Postmillennialism - The view which holds that the Kingdom of God is now being extended in the world through the preaching of the Gospel, and the saving work of the Holy Spirit. Christ will return after a long period of righteousness called the Millennium.
Amillennialism - The word literally means "no millennium", but most advocates of this system refer to the millennium as the period between the ascension of Christ and the loosing of Satan. During the millennium, there will be an advancement of both good and evil. With the loosing of Satan comes a time of intense persecution of the church, followed by the glorious return of Christ.
Premillennialism - The view that Christ will return to earth to establish an earthly, millennial kingdom, over which He will reign from an earthly throne.
Dispensationalism - The view that human history is divided into dispensations(different periods) where God treats humanity according to a governing principle particular to that dispensation. Accordingly, a strong distinction is made between Israel and the Church.
Rapture - The word literally means "to snatch away". It is the raising of those who are alive when the dead are resurrected. According to dispensationalists, this is the coming of Christ in the air for His saints prior to the Tribulation.

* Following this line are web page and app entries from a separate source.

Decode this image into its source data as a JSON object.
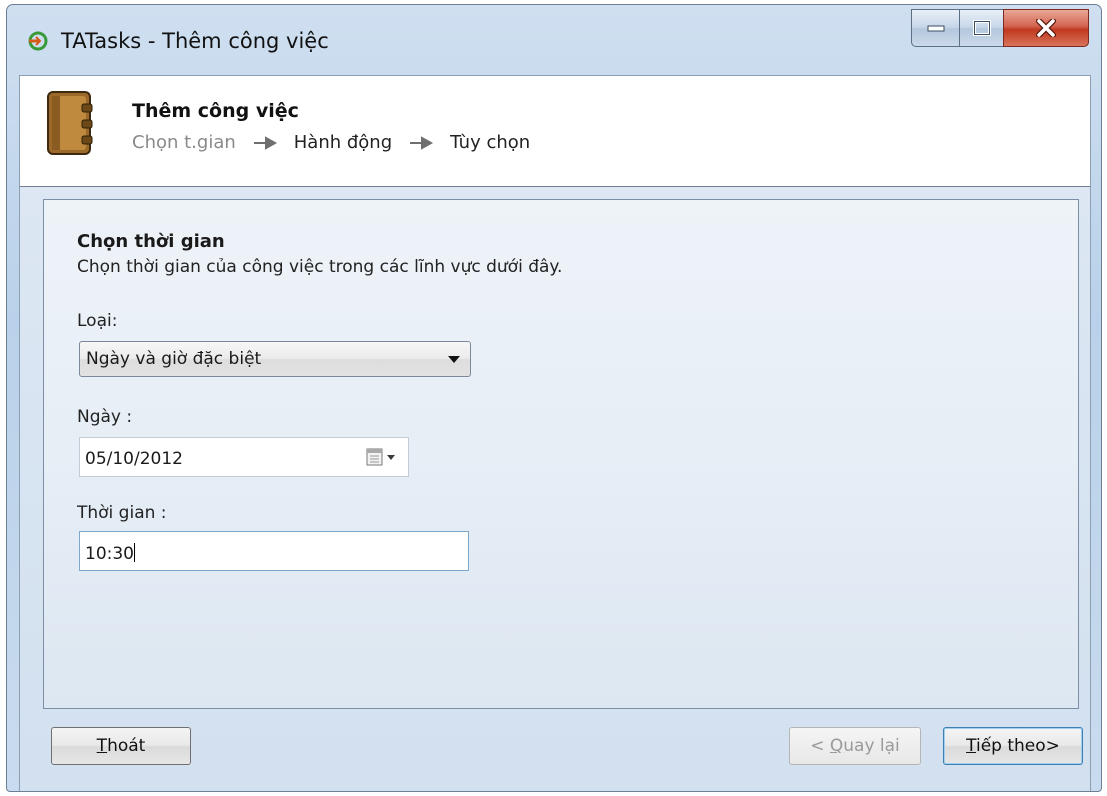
{
  "window": {
    "title": "TATasks - Thêm công việc"
  },
  "header": {
    "title": "Thêm công việc",
    "breadcrumb": [
      "Chọn t.gian",
      "Hành động",
      "Tùy chọn"
    ]
  },
  "section": {
    "title": "Chọn thời gian",
    "description": "Chọn thời gian của công việc trong các lĩnh vực dưới đây."
  },
  "fields": {
    "type_label": "Loại:",
    "type_value": "Ngày và giờ đặc biệt",
    "date_label": "Ngày :",
    "date_value": "05/10/2012",
    "time_label": "Thời gian :",
    "time_value": "10:30"
  },
  "buttons": {
    "exit_mnemonic": "T",
    "exit_rest": "hoát",
    "back_prefix": "< ",
    "back_mnemonic": "Q",
    "back_rest": "uay lại",
    "next_mnemonic": "T",
    "next_rest": "iếp theo>"
  },
  "icons": {
    "app": "tatasks-app-icon",
    "header": "notebook-icon",
    "date_picker": "calendar-dropdown-icon"
  }
}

The Tribulation - The dispensational belief in a 7 year period of earthly troubles that occurs between the coming of Christ for His saints and the coming of Christ with His saints. This 7 year period is associated with the 70th week of Daniel's prophecy.
The Four Major Views of Christ's Second Coming
Dispensational premillennialists hold that Christ will come before a seven-year period of intense tribulation to take His church (living and dead) into heaven. After this period of fulfillment of divine wrath, He shall then return to rule from a holy city (The New Jerusalem) over the earthly nations for one thousand years. After these thousand years, Satan, who was bound up during Christ's earthly reign, will be loosed to deceive the nations, gather an army of the deceived, and take up to battle against the Lord. This battle will end in both the judgment of the wicked and Satan and the entrance into the eternal state of glory by the righteous. This view is called premillenialism because it places the return of Christ before the millennium and it is called dispensational because it is founded in the doctrines of dispensationalism.
Historical premillennialists place the return of Christ just before the millennium and just after a time of great apostasy and tribulation. After the millennium, Satan will be loosed and Gog and Magog will rise against the kingdom of God; this will be immediately followed by the final judgment. While similar in some respects to the dispensational variety (in that they hold to Christ's return being previous the establishment of a thousand-year earthly reign), historical premillennialism differs in significant ways (notably in their method of interpreting Scripture).
The amillennialist believes that the Kingdom of God was inaugurated at Christ's resurrection (hence the term "inaugurated millennialism") at which point he gained victory over both Satan and the Curse. Christ is even now reigning (hence the term "nunc-millennialism" - nunc means "now") at the right hand of the Father over His church. After this present age has ended, Christ will return and immediately usher the church into their eternal state after judging the wicked. The term "amillennialism" is actually a misnomer for it implies that Revelation 20:1-6 is ignored; in fact, the amillennialist's hermeneutic interprets it (and in fact, much of apocalyptic literature) non-literally.
The postmillennialist believes that the millennium is an era (not a literal thousand years) during which Christ will reign over the earth, not from an literal and earthly throne, but through the gradual increase of the Gospel and its power to change lives. After this gradual Christianization of the world, Christ will return and immediately usher the church into their eternal state after judging the wicked. This is called postmillennialism because, by its view, Christ will return after the millennium.